    But, c’mon. These are attitudes we know they carry forward, based on polls of adults and how they view free speech.

    (Mind you, the linked article does not specify the margin of error in the polls. Boo! 4% and 6% changes may not even be out of the statistical noise.)

    Most people are only interested in protecting THEIR particular speech, and outlawing everything else.

    Quoted for frickin’ truth.

  23. Dan T.,

    We ban all sorts of harmful speech. Conspiracy, libel, slander, perjury, true threats, etc. What do you mean by “harmful”, and what harmful speech do you think the Constitution over-protects?

  24. Shut Up Act.

    Has a nice ring to it.

    [The extra “a” at the end of my last post name was a typo. The Robot Aresen was also me, in case anyone is accusing me of sock puppetry per the article posted further down.]

  25. “Harmful speech?” Huh? You mean, like sedition? Questioning the government in anything it does? Offending anyone, anywhere? Wow, that just guts the entire purpose of the First Amendment, doesn’t it?

  26. Paul S.,

    If that’s what he meant, well, okay then. Free speech has never been and never will be an absolute right. It can’t be. Our legal system would become a complete wreck overnight, for one thing. “Incitement” is a fuzzier area, but I won’t quibble.

    Aresen, I thought maybe you were like Loretta and wanted to be a woman. Didn’t want to offend you or anything with my harmful speech 🙂

  27. We ban all sorts of harmful speech. Conspiracy, libel, slander, perjury, true threats, etc.

    True, and by doing that we basically ignore the First Amendment. So unless you literally think all speech should be legal, you’re admitting it goes too far.

    What do you mean by “harmful”, and what harmful speech do you think the Constitution over-protects?

    Harmful yet legal speech might include pornography, some advertising, rumormongering, or any publication that inspires people to do harmful things.

  28. “Harmful speech?” Huh? You mean, like sedition? Questioning the government in anything it does? Offending anyone, anywhere? Wow, that just guts the entire purpose of the First Amendment, doesn’t it?

    You’re jumping to conclusions here. I’m just pointing out that the idea behind the FA is that it’s better to allow harmful speech than to supress beneficial speech. It “goes too far” quite on purpose.

  29. Dan T: or any publication that inspires people to do harmful things.

    “That whenever any Form of Government becomes destructive of these ends, it is the Right of the People to alter or to abolish it, and to institute new Government, laying its foundation on such principles and organizing its powers in such form, as to them shall seem most likely to effect their Safety and Happiness.”

    I suspect King George considered that quote “inspires people to do harmful things.”

    Keep your “but” out of my Bill of Rights.

  30. ” ‘We ban all sorts of harmful speech. Conspiracy, libel, slander, perjury, true threats, etc.’

    True, and by doing that we basically ignore the First Amendment. So unless you literally think all speech should be legal, you’re admitting it goes too far.”

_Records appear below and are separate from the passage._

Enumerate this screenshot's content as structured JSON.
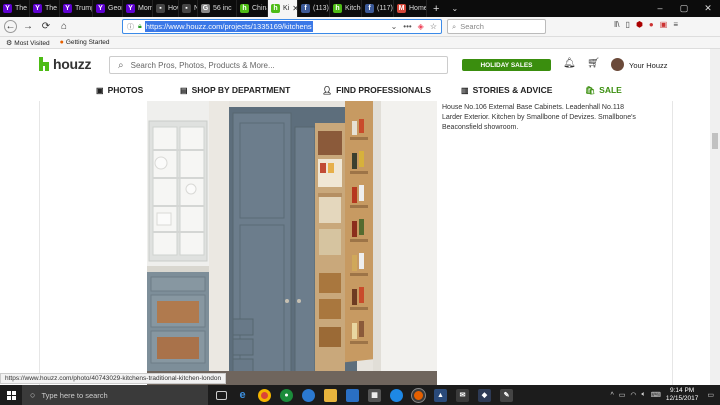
{
  "browser": {
    "tabs": [
      {
        "label": "The Bi",
        "icon": "yahoo-icon",
        "color": "#5f01d1",
        "glyph": "Y"
      },
      {
        "label": "The St",
        "icon": "yahoo-icon",
        "color": "#5f01d1",
        "glyph": "Y"
      },
      {
        "label": "Trump",
        "icon": "yahoo-icon",
        "color": "#5f01d1",
        "glyph": "Y"
      },
      {
        "label": "Georg",
        "icon": "yahoo-icon",
        "color": "#5f01d1",
        "glyph": "Y"
      },
      {
        "label": "Mome",
        "icon": "yahoo-icon",
        "color": "#5f01d1",
        "glyph": "Y"
      },
      {
        "label": "How",
        "icon": "page-icon",
        "color": "#444444",
        "glyph": "▪"
      },
      {
        "label": "Ne",
        "icon": "page-icon",
        "color": "#444444",
        "glyph": "▪"
      },
      {
        "label": "56 inc",
        "icon": "google-icon",
        "color": "#888888",
        "glyph": "G"
      },
      {
        "label": "China",
        "icon": "houzz-icon",
        "color": "#4dbc15",
        "glyph": "h"
      },
      {
        "label": "Ki",
        "icon": "houzz-icon",
        "color": "#4dbc15",
        "glyph": "h",
        "active": true
      },
      {
        "label": "(113)",
        "icon": "facebook-icon",
        "color": "#3b5998",
        "glyph": "f"
      },
      {
        "label": "Kitche",
        "icon": "houzz-icon",
        "color": "#4dbc15",
        "glyph": "h"
      },
      {
        "label": "(117)",
        "icon": "facebook-icon",
        "color": "#3b5998",
        "glyph": "f"
      },
      {
        "label": "Home",
        "icon": "gmail-icon",
        "color": "#d44638",
        "glyph": "M"
      }
    ],
    "url": "https://www.houzz.com/projects/1335169/kitchens",
    "search_placeholder": "Search",
    "bookmarks": [
      {
        "label": "Most Visited",
        "icon": "gear-icon"
      },
      {
        "label": "Getting Started",
        "icon": "firefox-icon"
      }
    ]
  },
  "houzz": {
    "logo": "houzz",
    "search_placeholder": "Search Pros, Photos, Products & More...",
    "holiday_label": "HOLIDAY SALES",
    "user_label": "Your Houzz",
    "nav": [
      {
        "label": "PHOTOS",
        "icon": "photos-icon"
      },
      {
        "label": "SHOP BY DEPARTMENT",
        "icon": "shop-icon"
      },
      {
        "label": "FIND PROFESSIONALS",
        "icon": "pro-icon"
      },
      {
        "label": "STORIES & ADVICE",
        "icon": "stories-icon"
      },
      {
        "label": "SALE",
        "icon": "sale-icon"
      }
    ],
    "caption": "House No.106 External Base Cabinets. Leadenhall No.118 Larder Exterior. Kitchen by Smallbone of Devizes. Smallbone's Beaconsfield showroom."
  },
  "status_url": "https://www.houzz.com/photo/40743029-kitchens-traditional-kitchen-london",
  "taskbar": {
    "search_placeholder": "Type here to search",
    "time": "9:14 PM",
    "date": "12/15/2017"
  },
  "colors": {
    "houzz_green": "#4dbc15",
    "sale_green": "#3a8e0e",
    "cabinet_blue": "#6c7d8c"
  }
}
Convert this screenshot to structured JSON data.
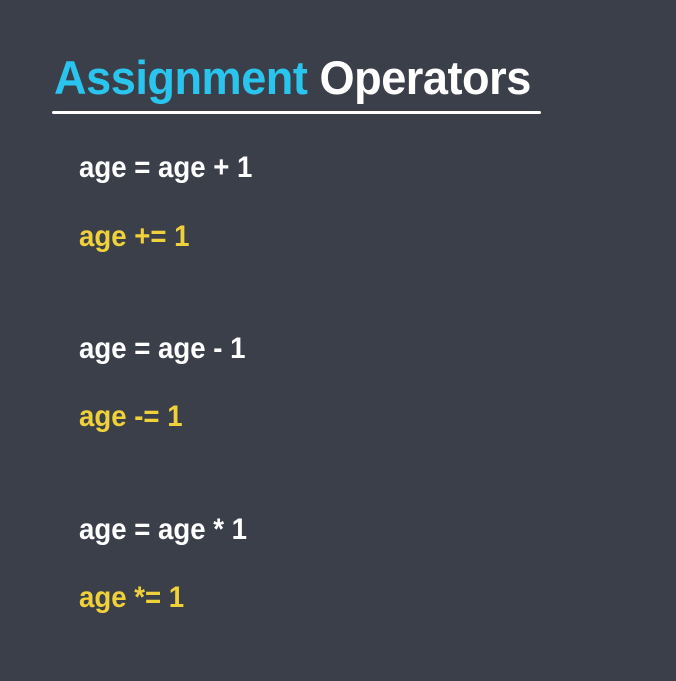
{
  "title": {
    "accent": "Assignment",
    "main": "Operators"
  },
  "colors": {
    "background": "#3b3f49",
    "title_accent": "#29c5ee",
    "title_main": "#ffffff",
    "plain_text": "#ffffff",
    "shorthand_text": "#f1d139"
  },
  "examples": [
    {
      "long": "age = age + 1",
      "short": "age += 1"
    },
    {
      "long": "age = age - 1",
      "short": "age -= 1"
    },
    {
      "long": "age = age * 1",
      "short": "age *= 1"
    }
  ]
}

    Most of the examples cited involve actual harm to a person or his rights. The criminal penalties involved are really taking the place of the civil-law remedies that the victim might otherwise have.

    Real harm can be done by words. I don’t think anyone can reasonably construe the First Amendment (or its English Law equivalent) rights to exempt a person from the damage he might do by his utterances.

  31. The ideal situation would be for the government to ban all harmful speech while allowing all beneficial speech.

    Harmful to whom, as judged by whom?

    Beneficial to whom, as judged by whom?

    Your ideal situation doesn’t even describe an imaginable situation, let alone one that could exist in the real world.

  32. It was a very nice idea! Just wanna say thank you for the information you have shared. Just continue writing this kind of post. I will be your loyal reader. Thanks again.

Please to post comments

Comments are closed.